The ability of stress to weaken our immune system is well recognized, and with 80% of our immune system living in our gut, too much stress can create a dysbiosis or imbalance of beneficial and ‘bad bacteria’. Stress has been linked to many illnesses including type 2 diabetes, insulin resistance, high blood pressure, anxiety and depression, and obesity. The stress that affects our gut bacteria is not only isolated to a crazy work day, it also encompasses a poor diet, high in refined carbohydrates (2), artificial sweeteners (3), lack of sleep, and lack of self-care.
Tip to manage stress: Take time out for yourself, learn to say ‘no’, surround yourself with people who love you, spend time in nature, limit screen time, meditate, exercise and eat healthy whole-foods.
How To Make This Prebiotic Smoothie Bowl Recipe with Chickpeas
Research is coming out every day on the effects of the gut bacteria on human health. One thing that I suggest to all my clients is to include at least one fermented food per day, and at every meal and snack eat something that will also feed your gut bacteria. Below is a recipe I created specifically for stimulating a healthy gut. The banana, chia, and dandelion root are good sources of prebiotic fibres to stimulate the growth of more beneficial bacteria, while the berries and coconut offer additional fibre for our gut bacteria to feast on.
I used homemade coconut milk in this smoothie bowl recipe which is literally just blended down coconut flakes, nothing fancy. You have the option to strain the coconut milk to remove the pulp but I prefer to keep it in my smoothie, for both ease and added fibre. If you don’t have dandelion root don’t fret, it tastes just as good without it. For this recipe I used canned chickpeas in BPA-free cans, but even better if you can soak and boil your own. Check out my other smoothie bowl recipe, packed full of more greens then you could guess – Banana Free Greens Smoothie Bowl.
I served these smoothie bowls in the beautiful Coconut Bowls which are made from the recycled waste of coconuts used to make coconut oil, water and meat. By repurposing the coconut shells we are saving thousands of coconut shells from being burnt and reducing our CO2 and methane emissions.
Prebiotic Smoothie Bowl Recipe with Chickpeas
This simple recipe uses prebiotic rich chickpeas, dandelion root, chia seeds and banana to feed our friendly and grow our friendly bacteria. The added benefit of the fibre from the berries and coconut helps maximize the gut health-promoting properties of this tasty smoothie bowl.
- 1/3 cup shredded coconut unsweetened

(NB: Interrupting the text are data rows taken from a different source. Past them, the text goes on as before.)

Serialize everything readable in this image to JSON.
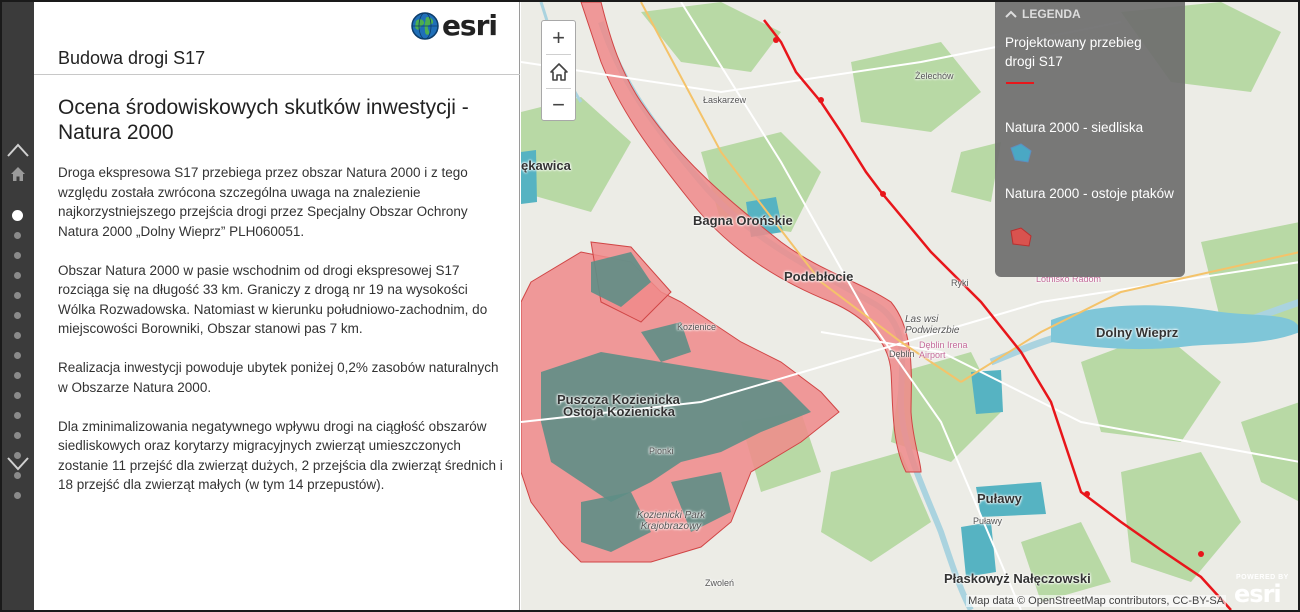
{
  "header": {
    "logo_text": "esri",
    "app_title": "Budowa drogi S17"
  },
  "section": {
    "heading": "Ocena środowiskowych skutków inwestycji - Natura 2000",
    "paragraphs": [
      "Droga ekspresowa S17 przebiega przez obszar Natura 2000 i z tego względu została zwrócona szczególna uwaga na znalezienie najkorzystniejszego przejścia drogi przez Specjalny Obszar Ochrony Natura 2000 „Dolny Wieprz” PLH060051.",
      "Obszar Natura 2000 w pasie wschodnim od drogi ekspresowej S17 rozciąga się na długość 33 km. Graniczy z drogą nr 19 na wysokości Wólka Rozwadowska. Natomiast w kierunku południowo-zachodnim, do miejscowości Borowniki, Obszar stanowi pas 7 km.",
      "Realizacja inwestycji powoduje ubytek poniżej 0,2% zasobów naturalnych w Obszarze Natura 2000.",
      "Dla zminimalizowania negatywnego wpływu drogi na ciągłość obszarów siedliskowych oraz korytarzy migracyjnych zwierząt umieszczonych zostanie 11 przejść dla zwierząt dużych, 2 przejścia dla zwierząt średnich i 18 przejść dla zwierząt małych (w tym 14 przepustów)."
    ]
  },
  "nav": {
    "dot_count": 15,
    "active_index": 0
  },
  "map": {
    "zoom_in_label": "+",
    "zoom_out_label": "−",
    "legend": {
      "title": "LEGENDA",
      "items": [
        {
          "label": "Projektowany przebieg drogi S17",
          "color": "#e8161b",
          "kind": "line"
        },
        {
          "label": "Natura 2000 - siedliska",
          "color": "#4aa8c4",
          "kind": "habitat"
        },
        {
          "label": "Natura 2000 - ostoje ptaków",
          "color": "#d9534f",
          "kind": "birds"
        }
      ]
    },
    "labels": {
      "bagna": "Bagna Orońskie",
      "podeblocie": "Podebłocie",
      "dolny_wieprz": "Dolny Wieprz",
      "pulawy_area": "Puławy",
      "pulawy_town": "Puławy",
      "puszcza": "Puszcza Kozienicka",
      "ostoja": "Ostoja Kozienicka",
      "plaskowyz": "Płaskowyż Nałęczowski",
      "wekawica": "ękawica",
      "zelechow": "Żelechów",
      "laskarzew": "Łaskarzew",
      "kozienice": "Kozienice",
      "ryki": "Ryki",
      "deblin": "Dęblin",
      "las_podwierzbie": "Las wsi Podwierzbie",
      "deblin_airport": "Dęblin Irena Airport",
      "park": "Kozienicki Park Krajobrazowy",
      "pionki": "Pionki",
      "zwolen": "Zwoleń",
      "lotnisko": "Lotnisko Radom"
    },
    "attribution": "Map data © OpenStreetMap contributors, CC-BY-SA",
    "powered_label": "POWERED BY",
    "powered_logo": "esri"
  },
  "colors": {
    "road": "#e8161b",
    "birds_fill": "#f08a8a",
    "habitat_fill": "#5e8e86",
    "water": "#aad3df",
    "forest": "#b8d9a5",
    "rail": "#3b3b3b"
  }
}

- 1 cup water
- 3 tbsp hemp hearts
- 1 tsp dandelion root
- 2 large bananas frozen
- 1 cup blueberries or blackberries frozen
- 1/2 cup chickpeas cooked or canned and drained
- chia seeds
- hemp hearts
- fresh berries
First, to make the coconut milk blend the shredded coconut and the water in a high-speed blender until smooth. This coconut milk will have some residue, so you have the option to strain it here. I like to leave the leftover coconut residue in the smoothie for ease and to limit waste.
Add all the other ingredients to the blender and blend until smooth. You may need to use the blender mixing apparatus to make sure everything is completely blended and smooth. If the mixture seems too thin, add some more frozen berries or banana. If it is too thick add some more water.
Pour smoothie bowl mixture into two bowls. Top with desired ingredients.
Leftovers can be stored in a sealed container in the freezer. Let defrost slightly before eating.
Don't have chickpeas? Try with leftover white beans or navy beans
Don't like coconut? Use homemade or store-bought almond milk
Nutritional Information for Simple Prebiotic Smoothie Bowl Recipe with Chickpeas
Per 1 bowl topped with 1 tbsp hemp, 1 tbsp chia and 1/2 cup blueberries
Total Fat: 19.2g
References for Simple Prebiotic Smoothie Bowl with Chickpeas
1. The bifidogenic effect of Taraxacum officinale root (2004). Fitoterapia.
2. Influence of diet on the gut microbiome and implications for human health (2017). Journal of Translational Medicine
3. Artificial sweeteners induce glucose intolerance by altering the gut microbiota. (2014). Nature